◆ **Aim of the task**
Restate all of the records below exactly. Do not carry over any image.
━━━ Available records
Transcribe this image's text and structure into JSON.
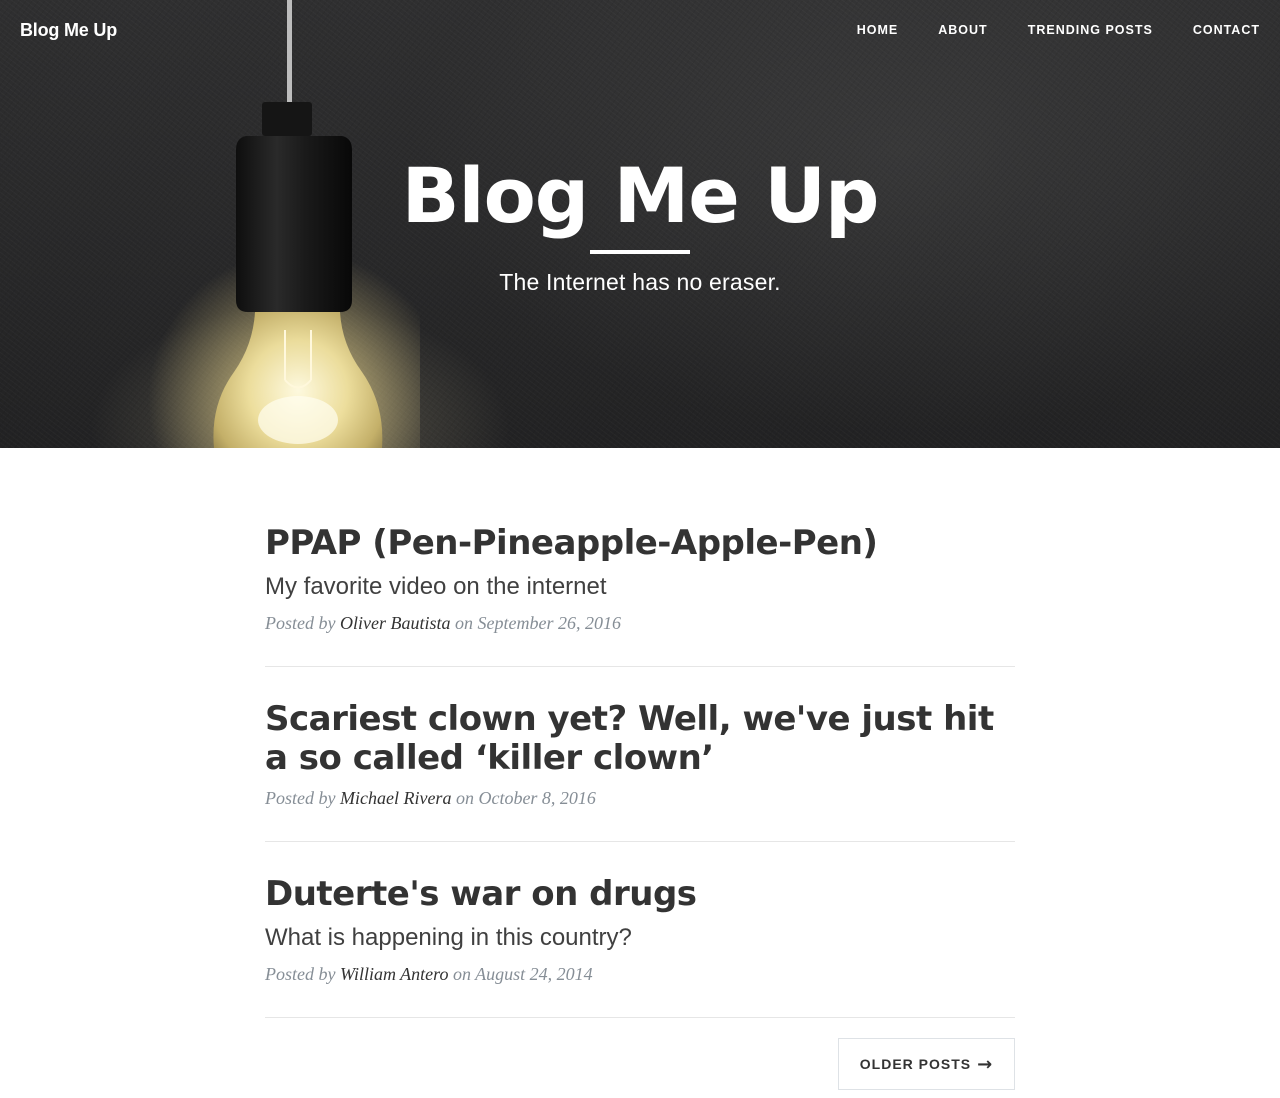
{
  "navbar": {
    "brand": "Blog Me Up",
    "links": [
      {
        "label": "HOME"
      },
      {
        "label": "ABOUT"
      },
      {
        "label": "TRENDING POSTS"
      },
      {
        "label": "CONTACT"
      }
    ]
  },
  "hero": {
    "title": "Blog Me Up",
    "subtitle": "The Internet has no eraser."
  },
  "posts": [
    {
      "title": "PPAP (Pen-Pineapple-Apple-Pen)",
      "subtitle": "My favorite video on the internet",
      "meta_prefix": "Posted by",
      "author": "Oliver Bautista",
      "date_text": "on September 26, 2016"
    },
    {
      "title": "Scariest clown yet? Well, we've just hit a so called ‘killer clown’",
      "meta_prefix": "Posted by",
      "author": "Michael Rivera",
      "date_text": "on October 8, 2016"
    },
    {
      "title": "Duterte's war on drugs",
      "subtitle": "What is happening in this country?",
      "meta_prefix": "Posted by",
      "author": "William Antero",
      "date_text": "on August 24, 2014"
    }
  ],
  "pager": {
    "older_label": "OLDER POSTS",
    "arrow": "→"
  },
  "icons": {
    "hero_image": "light-bulb",
    "pager_arrow": "arrow-right-icon"
  },
  "colors": {
    "text": "#333333",
    "meta": "#868e96",
    "divider": "#e6e6e6"
  }
}
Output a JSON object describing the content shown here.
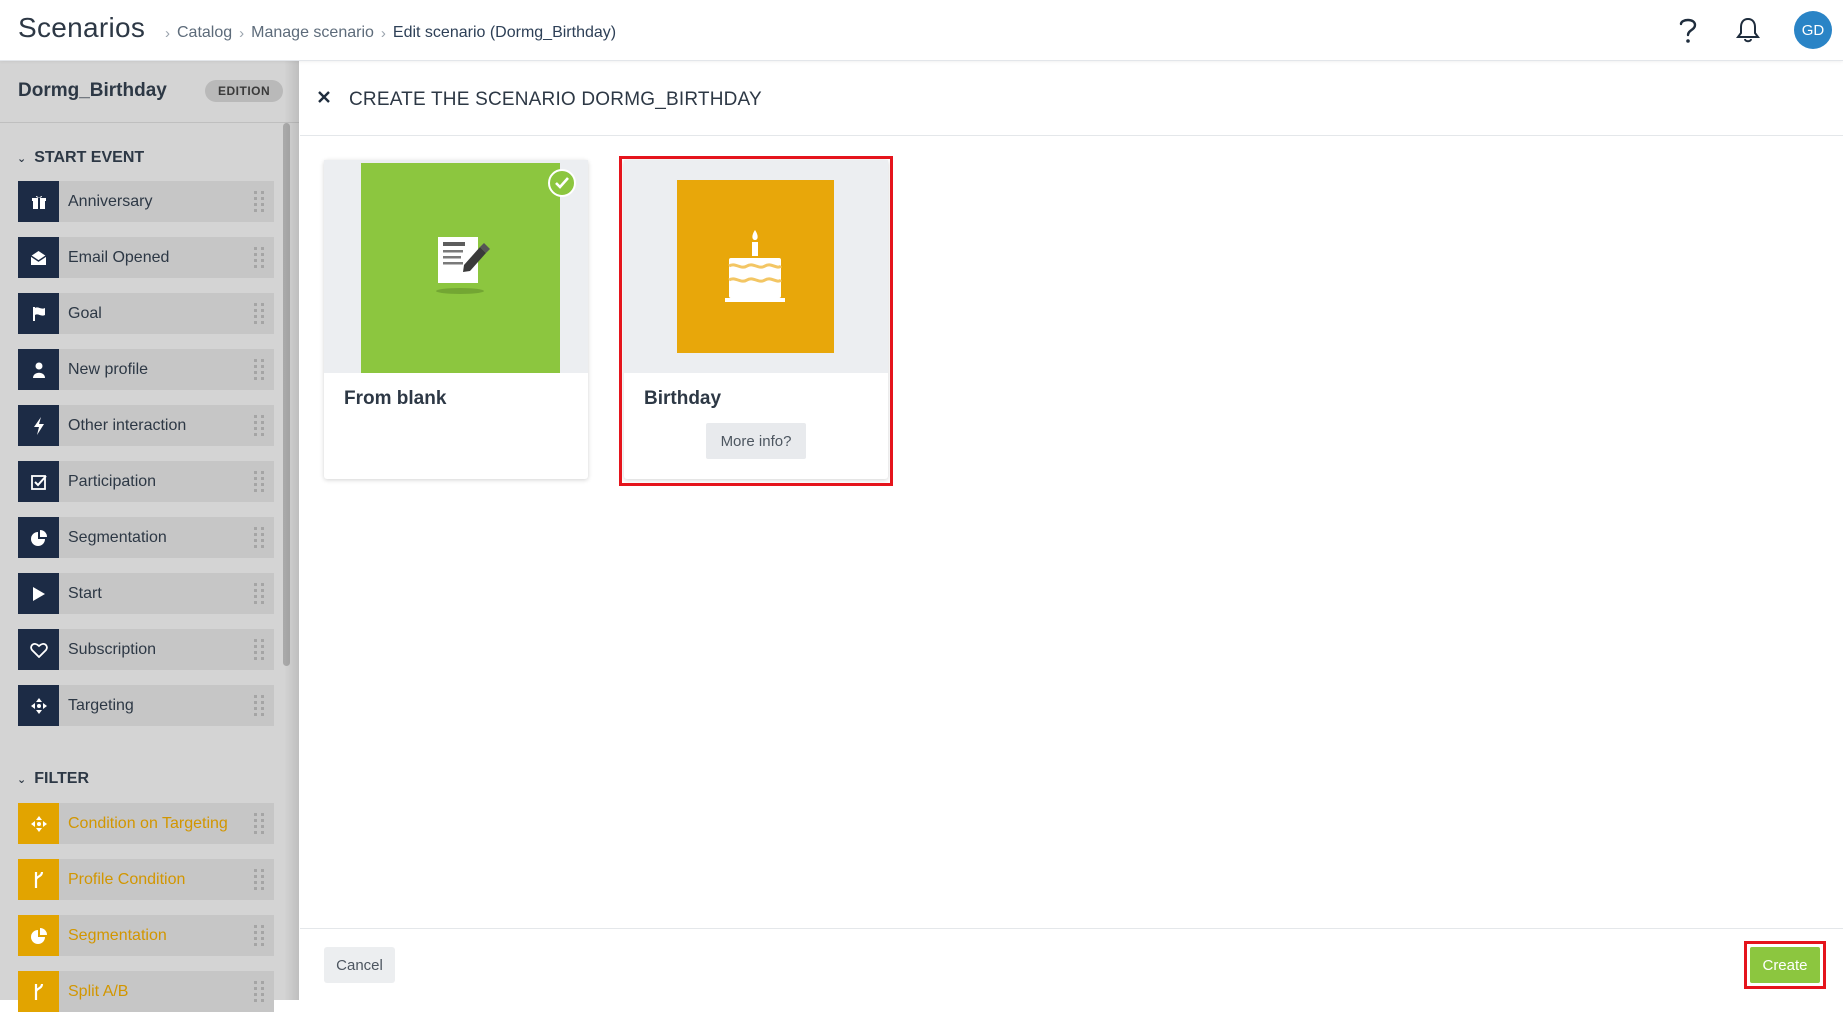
{
  "header": {
    "app_title": "Scenarios",
    "breadcrumb": [
      {
        "label": "Catalog"
      },
      {
        "label": "Manage scenario"
      },
      {
        "label": "Edit scenario (Dormg_Birthday)"
      }
    ],
    "help_icon": "question-mark-icon",
    "notification_icon": "bell-icon",
    "avatar_initials": "GD"
  },
  "sidebar": {
    "scenario_name": "Dormg_Birthday",
    "badge": "EDITION",
    "sections": {
      "start_event": {
        "title": "START EVENT",
        "items": [
          {
            "label": "Anniversary",
            "icon": "gift-icon"
          },
          {
            "label": "Email Opened",
            "icon": "envelope-open-icon"
          },
          {
            "label": "Goal",
            "icon": "flag-icon"
          },
          {
            "label": "New profile",
            "icon": "user-icon"
          },
          {
            "label": "Other interaction",
            "icon": "lightning-icon"
          },
          {
            "label": "Participation",
            "icon": "checkbox-icon"
          },
          {
            "label": "Segmentation",
            "icon": "pie-chart-icon"
          },
          {
            "label": "Start",
            "icon": "play-icon"
          },
          {
            "label": "Subscription",
            "icon": "heart-icon"
          },
          {
            "label": "Targeting",
            "icon": "crosshair-icon"
          }
        ]
      },
      "filter": {
        "title": "FILTER",
        "items": [
          {
            "label": "Condition on Targeting",
            "icon": "crosshair-icon"
          },
          {
            "label": "Profile Condition",
            "icon": "branch-icon"
          },
          {
            "label": "Segmentation",
            "icon": "pie-chart-icon"
          },
          {
            "label": "Split A/B",
            "icon": "branch-icon"
          }
        ]
      }
    }
  },
  "panel": {
    "title": "CREATE THE SCENARIO DORMG_BIRTHDAY",
    "templates": [
      {
        "label": "From blank",
        "selected": true,
        "icon": "document-edit-icon"
      },
      {
        "label": "Birthday",
        "selected": false,
        "icon": "birthday-cake-icon",
        "more_info": "More info?"
      }
    ]
  },
  "footer": {
    "cancel_label": "Cancel",
    "create_label": "Create"
  },
  "colors": {
    "accent_green": "#8cc63f",
    "birthday_orange": "#e8a70a",
    "start_icon_bg": "#1c2b45",
    "filter_icon_bg": "#e2a400",
    "highlight_red": "#e5141c",
    "avatar_blue": "#2a84c6"
  }
}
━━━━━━
◆ **Exercise output**
Transcribe this image's text and structure into JSON.
{
  "navbar": {
    "brand": "Blog Me Up",
    "links": [
      {
        "label": "HOME"
      },
      {
        "label": "ABOUT"
      },
      {
        "label": "TRENDING POSTS"
      },
      {
        "label": "CONTACT"
      }
    ]
  },
  "hero": {
    "title": "Blog Me Up",
    "subtitle": "The Internet has no eraser."
  },
  "posts": [
    {
      "title": "PPAP (Pen-Pineapple-Apple-Pen)",
      "subtitle": "My favorite video on the internet",
      "meta_prefix": "Posted by",
      "author": "Oliver Bautista",
      "date_text": "on September 26, 2016"
    },
    {
      "title": "Scariest clown yet? Well, we've just hit a so called ‘killer clown’",
      "meta_prefix": "Posted by",
      "author": "Michael Rivera",
      "date_text": "on October 8, 2016"
    },
    {
      "title": "Duterte's war on drugs",
      "subtitle": "What is happening in this country?",
      "meta_prefix": "Posted by",
      "author": "William Antero",
      "date_text": "on August 24, 2014"
    }
  ],
  "pager": {
    "older_label": "OLDER POSTS",
    "arrow": "→"
  },
  "icons": {
    "hero_image": "light-bulb",
    "pager_arrow": "arrow-right-icon"
  },
  "colors": {
    "text": "#333333",
    "meta": "#868e96",
    "divider": "#e6e6e6"
  }
}
Output a JSON object describing the content shown here.
{
  "header": {
    "app_title": "Scenarios",
    "breadcrumb": [
      {
        "label": "Catalog"
      },
      {
        "label": "Manage scenario"
      },
      {
        "label": "Edit scenario (Dormg_Birthday)"
      }
    ],
    "help_icon": "question-mark-icon",
    "notification_icon": "bell-icon",
    "avatar_initials": "GD"
  },
  "sidebar": {
    "scenario_name": "Dormg_Birthday",
    "badge": "EDITION",
    "sections": {
      "start_event": {
        "title": "START EVENT",
        "items": [
          {
            "label": "Anniversary",
            "icon": "gift-icon"
          },
          {
            "label": "Email Opened",
            "icon": "envelope-open-icon"
          },
          {
            "label": "Goal",
            "icon": "flag-icon"
          },
          {
            "label": "New profile",
            "icon": "user-icon"
          },
          {
            "label": "Other interaction",
            "icon": "lightning-icon"
          },
          {
            "label": "Participation",
            "icon": "checkbox-icon"
          },
          {
            "label": "Segmentation",
            "icon": "pie-chart-icon"
          },
          {
            "label": "Start",
            "icon": "play-icon"
          },
          {
            "label": "Subscription",
            "icon": "heart-icon"
          },
          {
            "label": "Targeting",
            "icon": "crosshair-icon"
          }
        ]
      },
      "filter": {
        "title": "FILTER",
        "items": [
          {
            "label": "Condition on Targeting",
            "icon": "crosshair-icon"
          },
          {
            "label": "Profile Condition",
            "icon": "branch-icon"
          },
          {
            "label": "Segmentation",
            "icon": "pie-chart-icon"
          },
          {
            "label": "Split A/B",
            "icon": "branch-icon"
          }
        ]
      }
    }
  },
  "panel": {
    "title": "CREATE THE SCENARIO DORMG_BIRTHDAY",
    "templates": [
      {
        "label": "From blank",
        "selected": true,
        "icon": "document-edit-icon"
      },
      {
        "label": "Birthday",
        "selected": false,
        "icon": "birthday-cake-icon",
        "more_info": "More info?"
      }
    ]
  },
  "footer": {
    "cancel_label": "Cancel",
    "create_label": "Create"
  },
  "colors": {
    "accent_green": "#8cc63f",
    "birthday_orange": "#e8a70a",
    "start_icon_bg": "#1c2b45",
    "filter_icon_bg": "#e2a400",
    "highlight_red": "#e5141c",
    "avatar_blue": "#2a84c6"
  }
}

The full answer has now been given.